In October 2005, the station once again found a high-energy night host (6pm-12mid) as Kerry Collins arrived from WKCI in New Haven. Taylor moved to overnights and Jay Buff was the primary weekend and fill-in host.
In July 2008, a replacement for Kerry Collins was finally found. It was none other than Kerry Collins himself, returning to nights on PRO-FM after a run of over a year in morning drive at Hot 106. Collins would handle nights until January, 2009, when he was replaced by The Ralphie Radio Show. The weekday lineup remained intact into 2012, other than Jay Buff joining the morning show as producer in April, 2011. As of September 16th of that year, the station was now owned by Cumulus Media after a merger with Citadel. In February of 2013, Davey Morris was named the new PD of WPRO-FM. The lineup was as follows: Giovanni and Kim (5:30am-9am), Jessica (9am-2pm), PD Davey Morris (2pm-6pm), and The Ralphie Show (6pm-10pm).
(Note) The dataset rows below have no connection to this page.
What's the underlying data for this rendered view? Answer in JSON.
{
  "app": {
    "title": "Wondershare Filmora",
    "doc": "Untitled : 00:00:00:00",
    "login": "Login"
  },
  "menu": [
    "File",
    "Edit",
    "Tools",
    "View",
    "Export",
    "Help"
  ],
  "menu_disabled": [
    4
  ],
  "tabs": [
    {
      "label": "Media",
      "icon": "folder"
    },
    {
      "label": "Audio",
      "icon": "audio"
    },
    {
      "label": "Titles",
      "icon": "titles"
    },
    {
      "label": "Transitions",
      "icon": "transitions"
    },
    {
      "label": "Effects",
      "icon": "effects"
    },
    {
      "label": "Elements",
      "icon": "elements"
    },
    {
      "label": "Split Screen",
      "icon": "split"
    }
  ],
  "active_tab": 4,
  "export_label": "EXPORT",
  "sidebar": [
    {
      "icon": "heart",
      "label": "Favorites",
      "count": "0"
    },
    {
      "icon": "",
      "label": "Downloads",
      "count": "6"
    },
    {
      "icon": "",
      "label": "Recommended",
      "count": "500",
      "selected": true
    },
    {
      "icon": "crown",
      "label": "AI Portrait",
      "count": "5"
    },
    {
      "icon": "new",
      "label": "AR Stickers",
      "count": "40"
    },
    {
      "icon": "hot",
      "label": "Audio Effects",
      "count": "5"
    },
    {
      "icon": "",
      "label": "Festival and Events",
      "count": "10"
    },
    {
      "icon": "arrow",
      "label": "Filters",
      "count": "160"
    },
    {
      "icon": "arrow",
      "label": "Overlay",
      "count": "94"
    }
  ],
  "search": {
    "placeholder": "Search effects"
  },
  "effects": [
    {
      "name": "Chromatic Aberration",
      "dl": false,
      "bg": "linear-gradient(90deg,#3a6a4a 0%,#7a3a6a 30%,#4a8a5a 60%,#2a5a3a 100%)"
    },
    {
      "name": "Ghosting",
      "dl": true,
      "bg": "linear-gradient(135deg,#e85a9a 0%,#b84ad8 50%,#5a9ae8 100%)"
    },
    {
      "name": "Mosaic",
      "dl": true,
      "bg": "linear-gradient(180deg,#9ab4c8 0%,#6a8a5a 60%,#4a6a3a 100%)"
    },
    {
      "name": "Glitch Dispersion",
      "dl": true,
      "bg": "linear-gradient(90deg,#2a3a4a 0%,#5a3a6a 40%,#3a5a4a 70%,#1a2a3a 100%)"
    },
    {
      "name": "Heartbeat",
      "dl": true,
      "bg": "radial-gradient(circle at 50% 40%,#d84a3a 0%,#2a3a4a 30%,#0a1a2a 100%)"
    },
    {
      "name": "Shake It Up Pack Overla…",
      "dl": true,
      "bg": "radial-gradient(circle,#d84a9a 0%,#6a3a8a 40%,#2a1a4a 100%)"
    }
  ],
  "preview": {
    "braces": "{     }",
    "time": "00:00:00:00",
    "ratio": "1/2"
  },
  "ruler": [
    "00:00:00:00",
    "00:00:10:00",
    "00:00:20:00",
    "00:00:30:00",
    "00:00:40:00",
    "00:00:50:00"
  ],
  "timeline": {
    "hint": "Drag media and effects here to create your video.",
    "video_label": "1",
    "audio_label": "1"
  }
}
In 2017, the station continued to roll along with the above lineup still intact. It has also been a sad year as we have lost two legendary former PRO-FM personalities who between them covered almost the entire first 18 years of the station's existence, although with much different on-air styles; Bob "The Boogie Man" Cummings and Jimmy Gray. Cummings, who had a strong on-air presence, played a huge role in the early success of PRO-FM as a high-energy top-40 station, both in afternoon drive and as production director. Gray, quick-witted with a more calming and laid-back style, was the first personality to join the station that was already well-known to Providence listeners and gave PRO-FM instant credibility in the coveted morning drive slot as it would evolve to a more contemporary presentation while still playing all the hits. A portion of what was actually Jimmy's first show on PRO-FM (a late-night shift to help get him acclimated with his new station and control board in preparation for his morning show debut the following week) can be heard from the second link below.
92 PRO-FM aircheck Gary Berkowitz 1974-1981
WPRO-FM/WPJB from 1979 - includes Jimmy Gray's warmup show on 7-26-79
WPRO-FM aircheck 11-26-80
WPRO-FM aircheck 3-22-81
WPRO-FM aircheck 1-2-82 Tyler
92 PRO-FM (and others) 10-22-82
WPRO-FM aircheck 12/20/85 Brad Pierce
Scoped aircheck of WPRO-FM from August 1987
WPRO-FM aircheck July 1990 Tony Mascaro